NYC sees drop in pedestrian stops, crime and police complaints

Does less aggressive policing mean more crime?

In New York City, where stop-and-frisk policing has been controversial for many years, crime dropped as officers have made fewer stops of pedestrians.

New research from the John Jay College of Criminal Justice shows a dramatic decrease in crime from 1990 through the present, which includes years of stop-and-frisk that civil rights groups say unfairly targeted minorities. Supporters said they were a necessary police tactic.

Those stops began dropping off in 2011, and crime has continued to decline.

From The Wall Street Journal:

According to the report, records show that pedestrian stops began to rise sharply in 2003, increasing from 160,851 annually to a peak of 685,724 in 2011. By 2014, they were down to 45,787 a year, a 93 percent decrease, researchers found. This change was felt most acutely by the city’s young minority men, who were disproportionately subject to law-enforcement activity, the report states.

A police spokesman said that decreases in pedestrian stops, crime and citizen complaints “tends to contradict the claims by some that fewer stops will necessarily result in more crime,” according to the Journal.

Murders, however, are up in New York. Other cities have seen increases (and others have not), leading some law enforcement officials to complain that criticism of police and scrutiny of controversial incidents in YouTube videos have emboldened criminals and hurt policing.

Evidence for that conclusion, however, has been lacking, and fluctuations in murder totals between years are common.

Others in law enforcement have also called for broad reforms in policing, worrying that police departments have become too militarized and lost touch with their communities.

In Washington, D.C., every recruit in the state receives de-escalation training, which emphasizes the role of police as protectors, rather than warriors.

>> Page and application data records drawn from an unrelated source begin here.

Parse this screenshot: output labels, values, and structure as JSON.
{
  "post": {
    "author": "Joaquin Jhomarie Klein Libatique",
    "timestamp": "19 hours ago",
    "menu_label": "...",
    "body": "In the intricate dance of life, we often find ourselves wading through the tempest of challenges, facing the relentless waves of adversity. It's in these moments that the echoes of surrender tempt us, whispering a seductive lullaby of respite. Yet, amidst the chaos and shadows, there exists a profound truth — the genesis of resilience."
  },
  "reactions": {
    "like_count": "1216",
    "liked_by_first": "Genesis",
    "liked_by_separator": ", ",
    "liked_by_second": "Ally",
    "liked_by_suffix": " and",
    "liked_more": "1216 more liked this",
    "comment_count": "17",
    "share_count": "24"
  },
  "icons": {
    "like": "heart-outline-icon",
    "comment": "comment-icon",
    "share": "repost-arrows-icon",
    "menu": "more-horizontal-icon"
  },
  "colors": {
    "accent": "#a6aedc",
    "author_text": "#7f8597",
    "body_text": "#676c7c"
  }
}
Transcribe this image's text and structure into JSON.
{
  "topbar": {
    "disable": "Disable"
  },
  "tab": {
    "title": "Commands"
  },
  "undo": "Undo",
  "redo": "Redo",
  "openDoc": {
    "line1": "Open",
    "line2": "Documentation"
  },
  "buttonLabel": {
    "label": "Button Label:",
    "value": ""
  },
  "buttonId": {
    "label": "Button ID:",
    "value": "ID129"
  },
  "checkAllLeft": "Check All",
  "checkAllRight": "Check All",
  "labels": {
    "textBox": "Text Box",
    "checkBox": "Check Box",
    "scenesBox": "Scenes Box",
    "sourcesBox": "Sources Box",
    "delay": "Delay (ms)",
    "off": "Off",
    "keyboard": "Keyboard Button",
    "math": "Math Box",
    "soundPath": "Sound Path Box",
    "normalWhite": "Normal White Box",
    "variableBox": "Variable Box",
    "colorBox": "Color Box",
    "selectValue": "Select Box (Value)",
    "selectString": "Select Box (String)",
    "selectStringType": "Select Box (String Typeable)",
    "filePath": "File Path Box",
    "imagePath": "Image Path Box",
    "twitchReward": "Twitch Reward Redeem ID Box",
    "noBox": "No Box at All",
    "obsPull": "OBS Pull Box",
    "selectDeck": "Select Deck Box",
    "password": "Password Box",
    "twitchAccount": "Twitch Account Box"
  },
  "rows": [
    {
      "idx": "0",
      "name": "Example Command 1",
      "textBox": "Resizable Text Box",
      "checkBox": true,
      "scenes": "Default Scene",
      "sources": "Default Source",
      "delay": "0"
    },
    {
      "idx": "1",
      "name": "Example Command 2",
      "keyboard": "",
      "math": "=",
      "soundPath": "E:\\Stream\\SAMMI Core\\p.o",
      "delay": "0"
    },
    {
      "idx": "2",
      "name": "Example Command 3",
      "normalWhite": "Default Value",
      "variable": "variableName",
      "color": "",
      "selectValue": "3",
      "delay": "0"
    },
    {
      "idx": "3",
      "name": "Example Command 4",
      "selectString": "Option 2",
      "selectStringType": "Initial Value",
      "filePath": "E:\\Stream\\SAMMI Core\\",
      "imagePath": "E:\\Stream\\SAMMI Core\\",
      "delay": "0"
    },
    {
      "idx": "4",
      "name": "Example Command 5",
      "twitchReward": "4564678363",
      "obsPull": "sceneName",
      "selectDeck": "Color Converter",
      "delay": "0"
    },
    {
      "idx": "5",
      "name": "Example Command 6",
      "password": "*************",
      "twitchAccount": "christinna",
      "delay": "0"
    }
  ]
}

From The Washington Post:

Gone is the military-boot-camp atmosphere. Gone are the field exercises focused on using fists and weapons to batter suspects into submission. Gone, too, is a classroom poster that once warned recruits that “officers killed in the line of duty use less force than their peers.”

“If your overarching identity is ‘I’m a warrior,’ then you will approach every situation like you must conquer and win,” said Sue Rahr, the commission’s executive director. “You may have a conflict where it is necessary for an officer to puff up and quickly take control. But in most situations, it’s better if officers know how to de-escalate, calm things down, slow down the action.”

Here in Pittsburgh, Chief Cameron McLay has spent much of his time trying to rebuild community trust, reemphasizing the need to develop positive relationships between officers and residents. This is an acknowledgement that relations between police and the community had been badly strained by years of mistrust.

In New York, a federal court in 2013 found that stop-and-frisk was unconstitutional. While Mayor Bill de Blasio was a major critic of the program, stops were already decreasing under his predecessor Michael Bloomberg.

As the New York Times notes, Bloomberg’s police commissioner Raymond Kelly wanted stop-and-frisk to continue. His fear was that fewer stops would lead to increased crime.

Kelly blamed de Blasio for the increase in city homicides, saying more people would carry guns if they weren’t concerned about being stopped by police.

Reach Jeffrey Benzing at 412-315-0265 or at jbenzing@publicsource.org. Follow him on Twitter @jabenzing.